• **ASSIGNED TASK**: For this exercise, write out the full listing that follows exactly and skip its pictures.

• **AVAILABLE DATA**:
• • • • •

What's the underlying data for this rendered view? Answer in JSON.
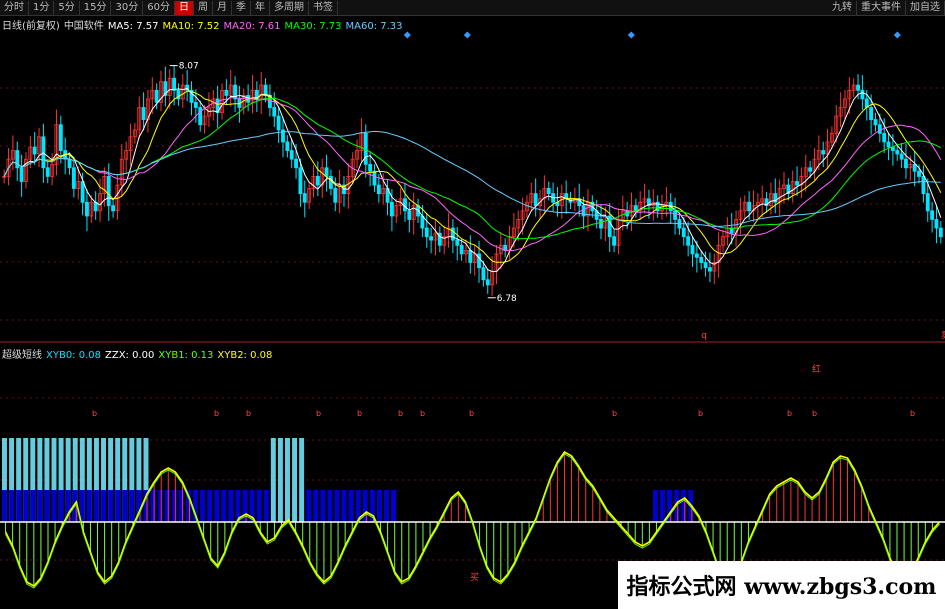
{
  "toolbar": {
    "left": [
      "分时",
      "1分",
      "5分",
      "15分",
      "30分",
      "60分",
      "日",
      "周",
      "月",
      "季",
      "年",
      "多周期",
      "书签"
    ],
    "active_index": 6,
    "right": [
      "九转",
      "重大事件",
      "加自选"
    ]
  },
  "main_legend": {
    "title": "日线(前复权)",
    "subtitle": "中国软件",
    "items": [
      {
        "label": "MA5",
        "value": "7.57",
        "color": "#ffffff"
      },
      {
        "label": "MA10",
        "value": "7.52",
        "color": "#ffff00"
      },
      {
        "label": "MA20",
        "value": "7.61",
        "color": "#ff66ff"
      },
      {
        "label": "MA30",
        "value": "7.73",
        "color": "#00ff00"
      },
      {
        "label": "MA60",
        "value": "7.33",
        "color": "#66ccff"
      }
    ]
  },
  "indicator_legend": {
    "title": "超级短线",
    "items": [
      {
        "label": "XYB0",
        "value": "0.08",
        "color": "#00e5ff"
      },
      {
        "label": "ZZX",
        "value": "0.00",
        "color": "#ffffff"
      },
      {
        "label": "XYB1",
        "value": "0.13",
        "color": "#66ff00"
      },
      {
        "label": "XYB2",
        "value": "0.08",
        "color": "#ffff00"
      }
    ]
  },
  "chart_data": [
    {
      "type": "candlestick",
      "panel": "price",
      "ylim": [
        6.5,
        8.3
      ],
      "annotations": [
        {
          "label": "8.07",
          "index": 38,
          "value": 8.07
        },
        {
          "label": "6.78",
          "index": 111,
          "value": 6.78
        },
        {
          "label": "q",
          "index": 160
        },
        {
          "label": "卖",
          "index": 215
        }
      ],
      "close": [
        7.45,
        7.55,
        7.6,
        7.5,
        7.42,
        7.55,
        7.62,
        7.58,
        7.68,
        7.5,
        7.45,
        7.52,
        7.75,
        7.6,
        7.55,
        7.5,
        7.38,
        7.42,
        7.3,
        7.22,
        7.3,
        7.25,
        7.35,
        7.45,
        7.28,
        7.25,
        7.4,
        7.55,
        7.6,
        7.68,
        7.72,
        7.85,
        7.78,
        7.9,
        7.95,
        7.88,
        8.0,
        7.92,
        8.02,
        7.95,
        7.9,
        7.98,
        7.95,
        7.88,
        7.85,
        7.75,
        7.8,
        7.85,
        7.9,
        7.82,
        7.95,
        7.92,
        7.98,
        7.9,
        7.85,
        7.92,
        7.88,
        7.95,
        7.9,
        7.98,
        7.92,
        7.85,
        7.8,
        7.72,
        7.65,
        7.6,
        7.55,
        7.5,
        7.35,
        7.3,
        7.38,
        7.45,
        7.4,
        7.5,
        7.45,
        7.38,
        7.3,
        7.4,
        7.35,
        7.45,
        7.55,
        7.6,
        7.7,
        7.52,
        7.48,
        7.4,
        7.35,
        7.38,
        7.3,
        7.22,
        7.28,
        7.32,
        7.25,
        7.2,
        7.28,
        7.22,
        7.15,
        7.1,
        7.08,
        7.12,
        7.05,
        7.1,
        7.15,
        7.08,
        7.05,
        7.0,
        7.02,
        6.95,
        7.0,
        6.92,
        6.85,
        6.82,
        6.9,
        7.0,
        7.05,
        7.02,
        7.1,
        7.15,
        7.2,
        7.25,
        7.3,
        7.35,
        7.28,
        7.32,
        7.38,
        7.35,
        7.3,
        7.28,
        7.35,
        7.32,
        7.3,
        7.32,
        7.28,
        7.22,
        7.3,
        7.25,
        7.2,
        7.15,
        7.22,
        7.1,
        7.05,
        7.2,
        7.25,
        7.22,
        7.28,
        7.25,
        7.3,
        7.32,
        7.28,
        7.3,
        7.25,
        7.28,
        7.3,
        7.25,
        7.2,
        7.15,
        7.1,
        7.05,
        7.0,
        6.98,
        6.95,
        6.92,
        6.9,
        6.95,
        7.05,
        7.1,
        7.15,
        7.12,
        7.2,
        7.25,
        7.3,
        7.25,
        7.28,
        7.3,
        7.32,
        7.28,
        7.35,
        7.3,
        7.38,
        7.4,
        7.35,
        7.42,
        7.4,
        7.45,
        7.5,
        7.48,
        7.55,
        7.6,
        7.58,
        7.65,
        7.7,
        7.8,
        7.85,
        7.9,
        7.95,
        7.98,
        7.95,
        7.9,
        7.85,
        7.78,
        7.75,
        7.7,
        7.65,
        7.62,
        7.6,
        7.58,
        7.55,
        7.5,
        7.52,
        7.48,
        7.45,
        7.35,
        7.25,
        7.2,
        7.15,
        7.1
      ],
      "ma_colors": {
        "MA5": "#ffffff",
        "MA10": "#ffff00",
        "MA20": "#ff66ff",
        "MA30": "#00ff00",
        "MA60": "#66ccff"
      }
    },
    {
      "type": "bar",
      "panel": "indicator",
      "ylim": [
        -0.45,
        0.45
      ],
      "values": [
        -0.05,
        -0.12,
        -0.22,
        -0.3,
        -0.32,
        -0.28,
        -0.2,
        -0.1,
        -0.02,
        0.05,
        0.1,
        -0.05,
        -0.15,
        -0.25,
        -0.3,
        -0.27,
        -0.2,
        -0.1,
        -0.02,
        0.06,
        0.14,
        0.2,
        0.25,
        0.27,
        0.25,
        0.2,
        0.12,
        0.02,
        -0.08,
        -0.18,
        -0.22,
        -0.15,
        -0.05,
        0.02,
        0.04,
        0.02,
        -0.05,
        -0.1,
        -0.08,
        -0.02,
        0.01,
        -0.05,
        -0.12,
        -0.2,
        -0.26,
        -0.3,
        -0.27,
        -0.2,
        -0.12,
        -0.05,
        0.02,
        0.05,
        0.03,
        -0.05,
        -0.15,
        -0.25,
        -0.3,
        -0.28,
        -0.22,
        -0.15,
        -0.08,
        -0.02,
        0.05,
        0.12,
        0.15,
        0.1,
        0.0,
        -0.12,
        -0.22,
        -0.28,
        -0.3,
        -0.26,
        -0.2,
        -0.12,
        -0.05,
        0.02,
        0.12,
        0.22,
        0.3,
        0.35,
        0.33,
        0.28,
        0.22,
        0.18,
        0.12,
        0.06,
        0.02,
        -0.02,
        -0.06,
        -0.1,
        -0.12,
        -0.1,
        -0.05,
        0.0,
        0.05,
        0.1,
        0.12,
        0.08,
        0.03,
        -0.05,
        -0.15,
        -0.25,
        -0.3,
        -0.28,
        -0.2,
        -0.1,
        -0.02,
        0.06,
        0.14,
        0.18,
        0.2,
        0.22,
        0.2,
        0.15,
        0.12,
        0.15,
        0.22,
        0.3,
        0.33,
        0.32,
        0.26,
        0.18,
        0.08,
        0.0,
        -0.08,
        -0.18,
        -0.25,
        -0.28,
        -0.25,
        -0.18,
        -0.1,
        -0.04,
        0.0
      ],
      "upper_blocks": [
        {
          "from": 0,
          "to": 20,
          "color": "#66ccdd",
          "level": 0.12
        },
        {
          "from": 0,
          "to": 55,
          "color": "#0000cc",
          "level": 0.06
        },
        {
          "from": 38,
          "to": 42,
          "color": "#66ccdd",
          "level": 0.12
        },
        {
          "from": 92,
          "to": 97,
          "color": "#0000cc",
          "level": 0.06
        }
      ],
      "markers": {
        "top": "红",
        "bottom": "买",
        "small": "b"
      }
    }
  ],
  "watermark": "指标公式网 www.zbgs3.com"
}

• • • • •

• **RESPONSE TO THE EXERCISE**:
What's the underlying data for this rendered view? Answer in JSON.
{
  "toolbar": {
    "left": [
      "分时",
      "1分",
      "5分",
      "15分",
      "30分",
      "60分",
      "日",
      "周",
      "月",
      "季",
      "年",
      "多周期",
      "书签"
    ],
    "active_index": 6,
    "right": [
      "九转",
      "重大事件",
      "加自选"
    ]
  },
  "main_legend": {
    "title": "日线(前复权)",
    "subtitle": "中国软件",
    "items": [
      {
        "label": "MA5",
        "value": "7.57",
        "color": "#ffffff"
      },
      {
        "label": "MA10",
        "value": "7.52",
        "color": "#ffff00"
      },
      {
        "label": "MA20",
        "value": "7.61",
        "color": "#ff66ff"
      },
      {
        "label": "MA30",
        "value": "7.73",
        "color": "#00ff00"
      },
      {
        "label": "MA60",
        "value": "7.33",
        "color": "#66ccff"
      }
    ]
  },
  "indicator_legend": {
    "title": "超级短线",
    "items": [
      {
        "label": "XYB0",
        "value": "0.08",
        "color": "#00e5ff"
      },
      {
        "label": "ZZX",
        "value": "0.00",
        "color": "#ffffff"
      },
      {
        "label": "XYB1",
        "value": "0.13",
        "color": "#66ff00"
      },
      {
        "label": "XYB2",
        "value": "0.08",
        "color": "#ffff00"
      }
    ]
  },
  "chart_data": [
    {
      "type": "candlestick",
      "panel": "price",
      "ylim": [
        6.5,
        8.3
      ],
      "annotations": [
        {
          "label": "8.07",
          "index": 38,
          "value": 8.07
        },
        {
          "label": "6.78",
          "index": 111,
          "value": 6.78
        },
        {
          "label": "q",
          "index": 160
        },
        {
          "label": "卖",
          "index": 215
        }
      ],
      "close": [
        7.45,
        7.55,
        7.6,
        7.5,
        7.42,
        7.55,
        7.62,
        7.58,
        7.68,
        7.5,
        7.45,
        7.52,
        7.75,
        7.6,
        7.55,
        7.5,
        7.38,
        7.42,
        7.3,
        7.22,
        7.3,
        7.25,
        7.35,
        7.45,
        7.28,
        7.25,
        7.4,
        7.55,
        7.6,
        7.68,
        7.72,
        7.85,
        7.78,
        7.9,
        7.95,
        7.88,
        8.0,
        7.92,
        8.02,
        7.95,
        7.9,
        7.98,
        7.95,
        7.88,
        7.85,
        7.75,
        7.8,
        7.85,
        7.9,
        7.82,
        7.95,
        7.92,
        7.98,
        7.9,
        7.85,
        7.92,
        7.88,
        7.95,
        7.9,
        7.98,
        7.92,
        7.85,
        7.8,
        7.72,
        7.65,
        7.6,
        7.55,
        7.5,
        7.35,
        7.3,
        7.38,
        7.45,
        7.4,
        7.5,
        7.45,
        7.38,
        7.3,
        7.4,
        7.35,
        7.45,
        7.55,
        7.6,
        7.7,
        7.52,
        7.48,
        7.4,
        7.35,
        7.38,
        7.3,
        7.22,
        7.28,
        7.32,
        7.25,
        7.2,
        7.28,
        7.22,
        7.15,
        7.1,
        7.08,
        7.12,
        7.05,
        7.1,
        7.15,
        7.08,
        7.05,
        7.0,
        7.02,
        6.95,
        7.0,
        6.92,
        6.85,
        6.82,
        6.9,
        7.0,
        7.05,
        7.02,
        7.1,
        7.15,
        7.2,
        7.25,
        7.3,
        7.35,
        7.28,
        7.32,
        7.38,
        7.35,
        7.3,
        7.28,
        7.35,
        7.32,
        7.3,
        7.32,
        7.28,
        7.22,
        7.3,
        7.25,
        7.2,
        7.15,
        7.22,
        7.1,
        7.05,
        7.2,
        7.25,
        7.22,
        7.28,
        7.25,
        7.3,
        7.32,
        7.28,
        7.3,
        7.25,
        7.28,
        7.3,
        7.25,
        7.2,
        7.15,
        7.1,
        7.05,
        7.0,
        6.98,
        6.95,
        6.92,
        6.9,
        6.95,
        7.05,
        7.1,
        7.15,
        7.12,
        7.2,
        7.25,
        7.3,
        7.25,
        7.28,
        7.3,
        7.32,
        7.28,
        7.35,
        7.3,
        7.38,
        7.4,
        7.35,
        7.42,
        7.4,
        7.45,
        7.5,
        7.48,
        7.55,
        7.6,
        7.58,
        7.65,
        7.7,
        7.8,
        7.85,
        7.9,
        7.95,
        7.98,
        7.95,
        7.9,
        7.85,
        7.78,
        7.75,
        7.7,
        7.65,
        7.62,
        7.6,
        7.58,
        7.55,
        7.5,
        7.52,
        7.48,
        7.45,
        7.35,
        7.25,
        7.2,
        7.15,
        7.1
      ],
      "ma_colors": {
        "MA5": "#ffffff",
        "MA10": "#ffff00",
        "MA20": "#ff66ff",
        "MA30": "#00ff00",
        "MA60": "#66ccff"
      }
    },
    {
      "type": "bar",
      "panel": "indicator",
      "ylim": [
        -0.45,
        0.45
      ],
      "values": [
        -0.05,
        -0.12,
        -0.22,
        -0.3,
        -0.32,
        -0.28,
        -0.2,
        -0.1,
        -0.02,
        0.05,
        0.1,
        -0.05,
        -0.15,
        -0.25,
        -0.3,
        -0.27,
        -0.2,
        -0.1,
        -0.02,
        0.06,
        0.14,
        0.2,
        0.25,
        0.27,
        0.25,
        0.2,
        0.12,
        0.02,
        -0.08,
        -0.18,
        -0.22,
        -0.15,
        -0.05,
        0.02,
        0.04,
        0.02,
        -0.05,
        -0.1,
        -0.08,
        -0.02,
        0.01,
        -0.05,
        -0.12,
        -0.2,
        -0.26,
        -0.3,
        -0.27,
        -0.2,
        -0.12,
        -0.05,
        0.02,
        0.05,
        0.03,
        -0.05,
        -0.15,
        -0.25,
        -0.3,
        -0.28,
        -0.22,
        -0.15,
        -0.08,
        -0.02,
        0.05,
        0.12,
        0.15,
        0.1,
        0.0,
        -0.12,
        -0.22,
        -0.28,
        -0.3,
        -0.26,
        -0.2,
        -0.12,
        -0.05,
        0.02,
        0.12,
        0.22,
        0.3,
        0.35,
        0.33,
        0.28,
        0.22,
        0.18,
        0.12,
        0.06,
        0.02,
        -0.02,
        -0.06,
        -0.1,
        -0.12,
        -0.1,
        -0.05,
        0.0,
        0.05,
        0.1,
        0.12,
        0.08,
        0.03,
        -0.05,
        -0.15,
        -0.25,
        -0.3,
        -0.28,
        -0.2,
        -0.1,
        -0.02,
        0.06,
        0.14,
        0.18,
        0.2,
        0.22,
        0.2,
        0.15,
        0.12,
        0.15,
        0.22,
        0.3,
        0.33,
        0.32,
        0.26,
        0.18,
        0.08,
        0.0,
        -0.08,
        -0.18,
        -0.25,
        -0.28,
        -0.25,
        -0.18,
        -0.1,
        -0.04,
        0.0
      ],
      "upper_blocks": [
        {
          "from": 0,
          "to": 20,
          "color": "#66ccdd",
          "level": 0.12
        },
        {
          "from": 0,
          "to": 55,
          "color": "#0000cc",
          "level": 0.06
        },
        {
          "from": 38,
          "to": 42,
          "color": "#66ccdd",
          "level": 0.12
        },
        {
          "from": 92,
          "to": 97,
          "color": "#0000cc",
          "level": 0.06
        }
      ],
      "markers": {
        "top": "红",
        "bottom": "买",
        "small": "b"
      }
    }
  ],
  "watermark": "指标公式网 www.zbgs3.com"
}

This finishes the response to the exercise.